*** Supplied information Section Begins ***

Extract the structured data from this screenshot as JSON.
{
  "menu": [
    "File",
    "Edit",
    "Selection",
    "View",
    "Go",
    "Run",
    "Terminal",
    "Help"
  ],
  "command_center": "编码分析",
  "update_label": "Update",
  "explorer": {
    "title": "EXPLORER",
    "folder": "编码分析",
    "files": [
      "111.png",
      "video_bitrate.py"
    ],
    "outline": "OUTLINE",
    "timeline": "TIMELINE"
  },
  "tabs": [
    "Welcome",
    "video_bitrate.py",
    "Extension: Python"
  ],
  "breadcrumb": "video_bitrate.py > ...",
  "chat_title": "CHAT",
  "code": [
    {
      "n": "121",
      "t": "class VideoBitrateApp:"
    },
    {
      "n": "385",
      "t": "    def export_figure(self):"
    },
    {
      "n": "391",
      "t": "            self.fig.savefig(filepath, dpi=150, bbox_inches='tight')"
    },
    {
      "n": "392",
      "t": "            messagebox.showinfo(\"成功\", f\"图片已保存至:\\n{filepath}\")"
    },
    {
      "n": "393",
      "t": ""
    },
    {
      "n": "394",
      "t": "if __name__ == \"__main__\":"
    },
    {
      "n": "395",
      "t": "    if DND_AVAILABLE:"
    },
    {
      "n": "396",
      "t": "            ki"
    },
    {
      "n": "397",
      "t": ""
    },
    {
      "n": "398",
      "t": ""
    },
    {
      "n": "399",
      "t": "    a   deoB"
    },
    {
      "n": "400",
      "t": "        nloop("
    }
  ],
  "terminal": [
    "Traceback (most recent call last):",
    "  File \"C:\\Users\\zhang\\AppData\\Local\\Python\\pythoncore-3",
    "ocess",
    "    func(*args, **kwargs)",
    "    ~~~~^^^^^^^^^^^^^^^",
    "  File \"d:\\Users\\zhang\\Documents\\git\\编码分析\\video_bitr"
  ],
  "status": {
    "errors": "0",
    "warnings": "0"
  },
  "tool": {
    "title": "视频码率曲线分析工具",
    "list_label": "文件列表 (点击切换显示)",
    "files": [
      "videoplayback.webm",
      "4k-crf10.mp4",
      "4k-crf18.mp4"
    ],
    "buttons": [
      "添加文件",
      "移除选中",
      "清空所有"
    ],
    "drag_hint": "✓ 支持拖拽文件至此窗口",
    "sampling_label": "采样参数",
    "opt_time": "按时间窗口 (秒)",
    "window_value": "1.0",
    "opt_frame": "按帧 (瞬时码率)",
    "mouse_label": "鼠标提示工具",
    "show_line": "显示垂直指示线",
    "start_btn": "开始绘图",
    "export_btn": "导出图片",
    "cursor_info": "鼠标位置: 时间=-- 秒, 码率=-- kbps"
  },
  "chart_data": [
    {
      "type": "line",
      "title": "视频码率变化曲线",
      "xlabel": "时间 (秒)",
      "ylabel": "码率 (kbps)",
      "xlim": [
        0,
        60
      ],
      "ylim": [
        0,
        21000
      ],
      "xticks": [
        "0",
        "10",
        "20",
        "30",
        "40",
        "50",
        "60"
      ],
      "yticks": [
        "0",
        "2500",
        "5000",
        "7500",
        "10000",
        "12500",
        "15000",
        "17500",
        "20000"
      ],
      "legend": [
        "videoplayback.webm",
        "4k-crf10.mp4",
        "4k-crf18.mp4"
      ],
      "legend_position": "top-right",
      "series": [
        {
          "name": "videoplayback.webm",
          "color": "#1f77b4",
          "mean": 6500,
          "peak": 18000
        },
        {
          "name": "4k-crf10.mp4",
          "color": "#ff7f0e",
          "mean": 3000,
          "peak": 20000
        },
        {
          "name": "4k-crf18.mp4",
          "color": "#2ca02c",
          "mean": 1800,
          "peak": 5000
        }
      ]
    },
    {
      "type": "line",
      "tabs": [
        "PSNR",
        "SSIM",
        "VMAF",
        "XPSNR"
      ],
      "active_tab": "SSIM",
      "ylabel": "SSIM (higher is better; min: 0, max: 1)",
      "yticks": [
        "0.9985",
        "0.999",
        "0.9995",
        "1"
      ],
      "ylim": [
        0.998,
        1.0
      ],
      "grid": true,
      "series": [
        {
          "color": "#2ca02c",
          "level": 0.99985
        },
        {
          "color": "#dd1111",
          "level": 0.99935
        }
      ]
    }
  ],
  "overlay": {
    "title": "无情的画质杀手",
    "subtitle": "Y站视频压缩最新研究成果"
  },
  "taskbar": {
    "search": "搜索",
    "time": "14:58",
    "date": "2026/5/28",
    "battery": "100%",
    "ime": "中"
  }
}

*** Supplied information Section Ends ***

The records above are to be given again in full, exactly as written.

Extract the structured data from this screenshot as JSON.
{
  "menu": [
    "File",
    "Edit",
    "Selection",
    "View",
    "Go",
    "Run",
    "Terminal",
    "Help"
  ],
  "command_center": "编码分析",
  "update_label": "Update",
  "explorer": {
    "title": "EXPLORER",
    "folder": "编码分析",
    "files": [
      "111.png",
      "video_bitrate.py"
    ],
    "outline": "OUTLINE",
    "timeline": "TIMELINE"
  },
  "tabs": [
    "Welcome",
    "video_bitrate.py",
    "Extension: Python"
  ],
  "breadcrumb": "video_bitrate.py > ...",
  "chat_title": "CHAT",
  "code": [
    {
      "n": "121",
      "t": "class VideoBitrateApp:"
    },
    {
      "n": "385",
      "t": "    def export_figure(self):"
    },
    {
      "n": "391",
      "t": "            self.fig.savefig(filepath, dpi=150, bbox_inches='tight')"
    },
    {
      "n": "392",
      "t": "            messagebox.showinfo(\"成功\", f\"图片已保存至:\\n{filepath}\")"
    },
    {
      "n": "393",
      "t": ""
    },
    {
      "n": "394",
      "t": "if __name__ == \"__main__\":"
    },
    {
      "n": "395",
      "t": "    if DND_AVAILABLE:"
    },
    {
      "n": "396",
      "t": "            ki"
    },
    {
      "n": "397",
      "t": ""
    },
    {
      "n": "398",
      "t": ""
    },
    {
      "n": "399",
      "t": "    a   deoB"
    },
    {
      "n": "400",
      "t": "        nloop("
    }
  ],
  "terminal": [
    "Traceback (most recent call last):",
    "  File \"C:\\Users\\zhang\\AppData\\Local\\Python\\pythoncore-3",
    "ocess",
    "    func(*args, **kwargs)",
    "    ~~~~^^^^^^^^^^^^^^^",
    "  File \"d:\\Users\\zhang\\Documents\\git\\编码分析\\video_bitr"
  ],
  "status": {
    "errors": "0",
    "warnings": "0"
  },
  "tool": {
    "title": "视频码率曲线分析工具",
    "list_label": "文件列表 (点击切换显示)",
    "files": [
      "videoplayback.webm",
      "4k-crf10.mp4",
      "4k-crf18.mp4"
    ],
    "buttons": [
      "添加文件",
      "移除选中",
      "清空所有"
    ],
    "drag_hint": "✓ 支持拖拽文件至此窗口",
    "sampling_label": "采样参数",
    "opt_time": "按时间窗口 (秒)",
    "window_value": "1.0",
    "opt_frame": "按帧 (瞬时码率)",
    "mouse_label": "鼠标提示工具",
    "show_line": "显示垂直指示线",
    "start_btn": "开始绘图",
    "export_btn": "导出图片",
    "cursor_info": "鼠标位置: 时间=-- 秒, 码率=-- kbps"
  },
  "chart_data": [
    {
      "type": "line",
      "title": "视频码率变化曲线",
      "xlabel": "时间 (秒)",
      "ylabel": "码率 (kbps)",
      "xlim": [
        0,
        60
      ],
      "ylim": [
        0,
        21000
      ],
      "xticks": [
        "0",
        "10",
        "20",
        "30",
        "40",
        "50",
        "60"
      ],
      "yticks": [
        "0",
        "2500",
        "5000",
        "7500",
        "10000",
        "12500",
        "15000",
        "17500",
        "20000"
      ],
      "legend": [
        "videoplayback.webm",
        "4k-crf10.mp4",
        "4k-crf18.mp4"
      ],
      "legend_position": "top-right",
      "series": [
        {
          "name": "videoplayback.webm",
          "color": "#1f77b4",
          "mean": 6500,
          "peak": 18000
        },
        {
          "name": "4k-crf10.mp4",
          "color": "#ff7f0e",
          "mean": 3000,
          "peak": 20000
        },
        {
          "name": "4k-crf18.mp4",
          "color": "#2ca02c",
          "mean": 1800,
          "peak": 5000
        }
      ]
    },
    {
      "type": "line",
      "tabs": [
        "PSNR",
        "SSIM",
        "VMAF",
        "XPSNR"
      ],
      "active_tab": "SSIM",
      "ylabel": "SSIM (higher is better; min: 0, max: 1)",
      "yticks": [
        "0.9985",
        "0.999",
        "0.9995",
        "1"
      ],
      "ylim": [
        0.998,
        1.0
      ],
      "grid": true,
      "series": [
        {
          "color": "#2ca02c",
          "level": 0.99985
        },
        {
          "color": "#dd1111",
          "level": 0.99935
        }
      ]
    }
  ],
  "overlay": {
    "title": "无情的画质杀手",
    "subtitle": "Y站视频压缩最新研究成果"
  },
  "taskbar": {
    "search": "搜索",
    "time": "14:58",
    "date": "2026/5/28",
    "battery": "100%",
    "ime": "中"
  }
}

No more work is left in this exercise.